What would you do if a shooter entered your workplace? - New York News

What would you do if a shooter entered your workplace?

Posted: Updated:
CLAYTON COUNTY, Ga. -

Clayton County residents attended a class designed to train everyday people for what they would do in an active shooter situation.

From the Colorado theatre shooting, where a young man is accused of walking into a dark movie theatre in head-to-toe body armor and killing a dozen innocent people, to the Newton school massacre, where another young man is accused of fatally shooting 20 children and six adults, it's these types of horrifying stories that many of us ask ourselves, 'What would I do if I were ever in a situation like that?'

Clayton County's Emergency Management Agency led the class Monday on what people need to know to stay protected in those situations.

"People always think. ‘I know what I'm going to do if this happens,' but you really don't, unless you've sat down and thought it out," said Capt. Walter Barber of the Clayton County Fire Department.

Attendees were shown a video produced by the Department of Homeland Security to teach people that their survival depends on whether they have a plan.

Three main things officials teach are:
-Run: get out of the building.
-Hide: get out of the shooter's view
-And as a last resort, fight for your life.

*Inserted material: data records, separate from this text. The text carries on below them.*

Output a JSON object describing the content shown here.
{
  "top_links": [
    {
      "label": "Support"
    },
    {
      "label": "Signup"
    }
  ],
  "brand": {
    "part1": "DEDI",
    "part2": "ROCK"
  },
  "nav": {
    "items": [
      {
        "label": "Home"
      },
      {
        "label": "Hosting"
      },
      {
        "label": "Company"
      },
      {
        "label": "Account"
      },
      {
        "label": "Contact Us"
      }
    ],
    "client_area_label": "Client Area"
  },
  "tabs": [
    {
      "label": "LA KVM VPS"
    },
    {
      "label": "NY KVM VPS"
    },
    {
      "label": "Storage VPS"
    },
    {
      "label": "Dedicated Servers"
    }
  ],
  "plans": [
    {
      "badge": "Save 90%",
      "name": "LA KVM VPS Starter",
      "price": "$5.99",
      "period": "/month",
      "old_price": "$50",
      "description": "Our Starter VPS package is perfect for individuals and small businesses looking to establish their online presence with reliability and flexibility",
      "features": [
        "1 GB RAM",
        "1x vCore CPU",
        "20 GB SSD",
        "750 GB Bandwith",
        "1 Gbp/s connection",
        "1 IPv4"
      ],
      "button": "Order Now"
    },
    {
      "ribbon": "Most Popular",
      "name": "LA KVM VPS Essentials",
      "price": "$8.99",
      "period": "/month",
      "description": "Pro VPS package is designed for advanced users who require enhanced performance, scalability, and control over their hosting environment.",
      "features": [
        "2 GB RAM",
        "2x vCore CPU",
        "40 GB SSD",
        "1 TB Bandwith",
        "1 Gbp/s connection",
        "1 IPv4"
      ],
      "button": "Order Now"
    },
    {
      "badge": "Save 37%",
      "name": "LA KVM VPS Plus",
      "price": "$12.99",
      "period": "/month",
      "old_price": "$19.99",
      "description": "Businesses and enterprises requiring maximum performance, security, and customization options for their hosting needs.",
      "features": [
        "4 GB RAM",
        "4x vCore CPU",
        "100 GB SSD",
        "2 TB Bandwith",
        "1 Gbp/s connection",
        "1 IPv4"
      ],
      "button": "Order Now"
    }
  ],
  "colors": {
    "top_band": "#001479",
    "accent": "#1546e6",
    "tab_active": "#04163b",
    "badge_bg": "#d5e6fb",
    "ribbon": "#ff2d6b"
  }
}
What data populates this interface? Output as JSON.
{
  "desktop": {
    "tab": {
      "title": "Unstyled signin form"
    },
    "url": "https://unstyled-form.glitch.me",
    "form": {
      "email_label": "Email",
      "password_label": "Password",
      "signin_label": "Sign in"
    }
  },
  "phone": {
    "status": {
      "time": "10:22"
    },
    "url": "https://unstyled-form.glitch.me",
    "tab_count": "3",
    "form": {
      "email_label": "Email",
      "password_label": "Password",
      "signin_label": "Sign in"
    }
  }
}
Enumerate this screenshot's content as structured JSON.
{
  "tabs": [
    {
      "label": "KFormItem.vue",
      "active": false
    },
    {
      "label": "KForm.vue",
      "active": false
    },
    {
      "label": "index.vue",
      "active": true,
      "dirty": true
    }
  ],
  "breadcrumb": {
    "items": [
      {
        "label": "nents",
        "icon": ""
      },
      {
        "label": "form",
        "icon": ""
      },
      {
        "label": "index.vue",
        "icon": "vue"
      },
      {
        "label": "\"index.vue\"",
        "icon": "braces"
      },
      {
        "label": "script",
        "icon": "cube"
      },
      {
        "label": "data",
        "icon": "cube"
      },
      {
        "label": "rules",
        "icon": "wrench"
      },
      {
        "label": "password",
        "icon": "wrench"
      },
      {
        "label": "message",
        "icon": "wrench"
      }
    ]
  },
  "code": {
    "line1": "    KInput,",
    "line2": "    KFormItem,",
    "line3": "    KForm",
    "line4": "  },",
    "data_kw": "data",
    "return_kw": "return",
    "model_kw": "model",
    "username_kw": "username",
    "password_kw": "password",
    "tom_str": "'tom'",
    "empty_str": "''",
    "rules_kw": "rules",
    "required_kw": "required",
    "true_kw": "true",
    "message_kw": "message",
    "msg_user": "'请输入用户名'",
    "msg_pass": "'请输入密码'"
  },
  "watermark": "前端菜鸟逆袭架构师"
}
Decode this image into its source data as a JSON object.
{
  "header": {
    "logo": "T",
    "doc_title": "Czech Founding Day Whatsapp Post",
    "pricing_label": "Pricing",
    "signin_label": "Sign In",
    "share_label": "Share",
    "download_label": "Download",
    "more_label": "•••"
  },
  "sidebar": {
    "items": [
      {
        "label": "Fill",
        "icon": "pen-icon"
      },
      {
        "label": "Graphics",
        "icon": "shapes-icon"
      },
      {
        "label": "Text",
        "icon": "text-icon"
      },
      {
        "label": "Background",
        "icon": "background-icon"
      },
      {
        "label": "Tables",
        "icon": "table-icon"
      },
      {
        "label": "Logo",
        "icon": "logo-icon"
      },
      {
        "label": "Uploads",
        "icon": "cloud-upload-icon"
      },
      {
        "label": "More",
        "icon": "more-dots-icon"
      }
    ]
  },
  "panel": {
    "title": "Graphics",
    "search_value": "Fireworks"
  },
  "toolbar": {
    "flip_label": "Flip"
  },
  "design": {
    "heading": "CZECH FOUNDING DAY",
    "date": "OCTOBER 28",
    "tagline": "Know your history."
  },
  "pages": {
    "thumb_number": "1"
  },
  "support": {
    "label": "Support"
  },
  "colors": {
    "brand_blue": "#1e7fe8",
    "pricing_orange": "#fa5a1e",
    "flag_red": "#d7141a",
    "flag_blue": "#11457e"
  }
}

Roy Baker, who works in the Clayton County school system, says that while they constantly do drills, every bit of information helps.
 
"A lot of our teachers are a little bit worried, they're always on guard. The protection of the kids is the most important thing," Baker said.

The people in this class said they're aware that a mass shooting can occur anywhere and the best defense is to be prepared.
 
The workshop also went into how to spot any potentially violent employees.

There are already plans for more workshops.

  • Local NewsLocal NewsMore>>

  • NJ girl accidentally kills gun instructor

    NJ girl accidentally kills gun instructor

    Tuesday, August 26 2014 7:12 PM EDT2014-08-26 23:12:52 GMT
    A 9-year-old girl from New Jersey accidentally killed an Arizona shooting instructor as he was showing her how to use a fully automatic Uzi, authorities said Tuesday. Charles Vacca, 39, of Lake Havasu City, died Monday shortly after being airlifted to University Medical Center in Las Vegas, Mohave County sheriff's officials said.
    A 9-year-old girl from New Jersey accidentally killed an Arizona shooting instructor as he was showing her how to use a fully automatic Uzi, authorities said Tuesday. Charles Vacca, 39, of Lake Havasu City, died Monday shortly after being airlifted to University Medical Center in Las Vegas, Mohave County sheriff's officials said.
  • Fighting street harassment

    Fighting street harassment

    Tuesday, August 26 2014 6:37 PM EDT2014-08-26 22:37:24 GMT
    New York City women are tired of hearing vile things yelled at them as they walk down the street. Many women are going public about street harassment and catcalling. Some even post picture of their offenders on social media. Founded in 2005, Hollaback! is an anti-harassment organization giving women a platform to do just that.
    New York City women are tired of hearing vile things yelled at them as they walk down the street. Many women are going public about street harassment and catcalling. Some even post picture of their offenders on social media. Founded in 2005, Hollaback! is an anti-harassment organization giving women a platform to do just that.
  • Street Stories

    NYC homelessness and panhandling

    NYC homelessness and panhandling

    Tuesday, August 26 2014 5:08 PM EDT2014-08-26 21:08:08 GMT
    Homeless people still sleep under the Manhattan Bridge, but others who used to camp out near its base have been displaced by police and are now calling Park Avenue South home. Park Avenue South sits in one of the trendiest parts of Manhattan, with businesses, restaurants, hotels, and swank lofts. It's also the street corner home base of Tommy Lanfranchi and his domestic partner Nicole Kilroy, who've been in a methadone program for 10 years.
    Homeless people still sleep under the Manhattan Bridge, but others who used to camp out near its base have been displaced by police and are now calling Park Avenue South home. Park Avenue South sits in one of the trendiest parts of Manhattan, with businesses, restaurants, hotels, and swank lofts. It's also the street corner home base of Tommy Lanfranchi and his domestic partner Nicole Kilroy, who've been in a methadone program for 10 years.
Powered by WorldNow
Didn't find what you were looking for?
All content © Copyright 2000 - 2014 Fox Television Stations, Inc. and Worldnow. All Rights Reserved.
Privacy Policy | New Terms of Service What's new | Ad Choices